After Camp Lewis
A disheartened Greene would not go with his troops to France. Instead he received orders to the Philippines on July 22, 1918. Brigadier General Greene commanded the Philippines department from August 1918 to November 29, 1918. During his short command in the Philippines, Greene successfully oversaw military-camp construction. At the mandatory retirement age of 62, he requested retirement and the Greenes retired to Berkeley, California.
On August 19, 1921, Henry Greene was summoned to the Alameda County Courthouse for jury duty. As he was climbing the courthouse steps, he bent over to pick up a piece of paper and dropped dead of a heart attack. An impressive funeral was held in San Francisco. Brigadier General Henry A. Greene was buried in Arlington National Cemetery, where his wife Augusta Greene was buried beside him following her death in 1949.
The Greene Park amusement area was a lasting Henry Greene contribution, surviving 10 years past his Camp Lewis command. However, with additional recreational facilities opening on Fort Lewis, as the post was soon renamed, Greene Park faded, with the concept of wholesome recreation becoming embedded in the Fort Lewis culture generally. As of 2017, the only Greene Park building still standing was the former Salvation Army Red Shield Inn. The structure is an iconic three-story wood-frame building, now housing the Lewis Army Museum.
Remembering Henry A. Greene

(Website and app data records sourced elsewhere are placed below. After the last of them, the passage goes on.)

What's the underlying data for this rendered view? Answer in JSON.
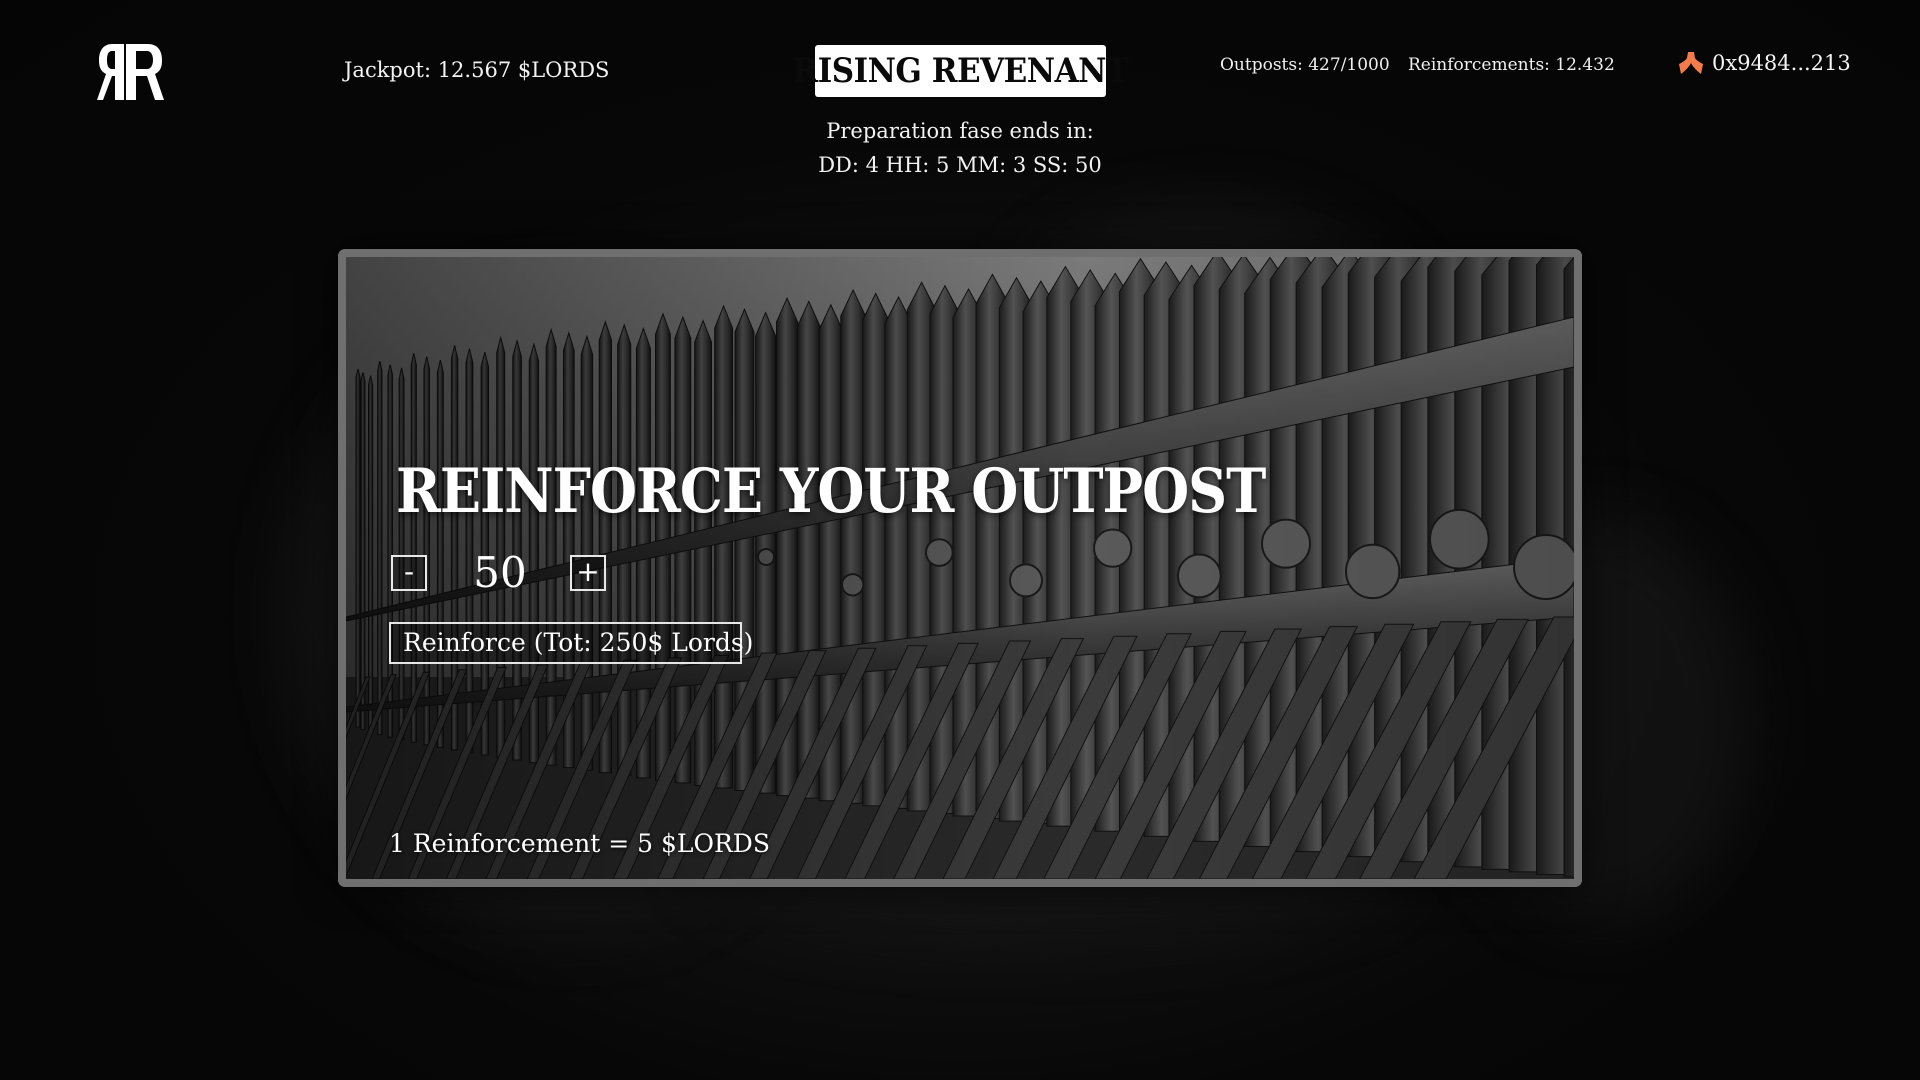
{
  "header": {
    "logo_icon": "rr-monogram-icon",
    "jackpot": "Jackpot: 12.567 $LORDS",
    "title": "RISING REVENANT",
    "outposts": "Outposts: 427/1000",
    "reinforcements": "Reinforcements: 12.432",
    "wallet_icon": "argent-wallet-icon",
    "wallet_address": "0x9484...213"
  },
  "timer": {
    "label": "Preparation fase ends in:",
    "value": "DD: 4 HH: 5 MM: 3 SS: 50"
  },
  "panel": {
    "background": "palisade-wall-illustration",
    "title": "REINFORCE YOUR OUTPOST",
    "minus_label": "-",
    "plus_label": "+",
    "quantity": "50",
    "reinforce_button": "Reinforce (Tot: 250$ Lords)",
    "rate_text": "1 Reinforcement = 5 $LORDS"
  },
  "colors": {
    "background": "#060606",
    "panel_border": "#6f6f6f",
    "wallet_accent": "#f47c4a",
    "text": "#f2f2f2"
  }
}
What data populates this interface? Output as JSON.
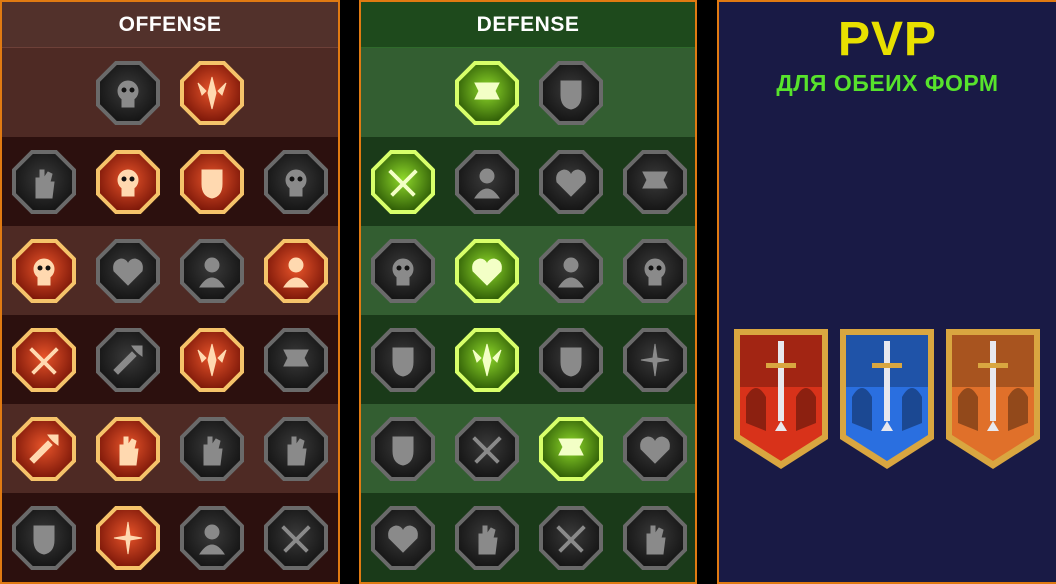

In 1918 sculptor Allan Clark (1896-1950) created a bust of General Greene. The bust was donated first to the Ferry Museum and later to the Lewis Army Museum, where it is now on exhibit.
On March 16, 1929, a memorial tree was planted at the Fort Lewis main gate in honor of Major General Henry A. Greene. The planting was part of a ceremony to dedicate the Boulevard of Remembrance, a tree-lined memorial running from the Nisqually River to Ponders Corner (near the current location of I-5 exit 124). The boulevard honored World War I veterans, organizations, and women who contributed to the war effort. A northern red oak donated by Anna H. Weyerhaeuser (1864-1933) honored Greene. At the tree, a stone with a copper plaque recorded the service of Major General Greene in establishing Camp Lewis and as commander of the 91st Division. The tree was removed during the construction of Interstate 5 in 1957. Most of the boulevard's trees have been lost to I-5 construction, and none of the surviving trees have retained their plaques recording who they honored.
Also in 1929, the Greene Memorial Association, a citizens group, sought to honor Major General Greene and his strong commitment to Camp Lewis and the local area. The group pushed for a building at Fort Lewis to be named in his honor. Fort Lewis officials identified as most appropriate the Greene Park Salvation Army annex building, standing next to the Red Shield Inn. The Fort Lewis post office was located on the first floor and the second floor became a Masonic hall, Henry A. Greene Lodge No. 250. The Masonic Lodge remained until about 1970, when the building was demolished. Later, a western white pine was planted at the location, and a plaque was inscribed to recall both General Greene and the Masonic Lodge that once stood on the site.
In 1939 several streets at Fort Benjamin Harrison in Indiana were renamed to honor early commanders of the post. Among these was Spring Valley Road, which became Greene Avenue to honor Henry A. Greene, who as a colonel commanded the fort from 1908 to 1910. Among Greene's contributions to Fort Benjamin Harrison was the establishment of a good relationship between the post and nearby communities. Fort Harrison closed in 1996 and the former main post area is now within the city of Lawrence.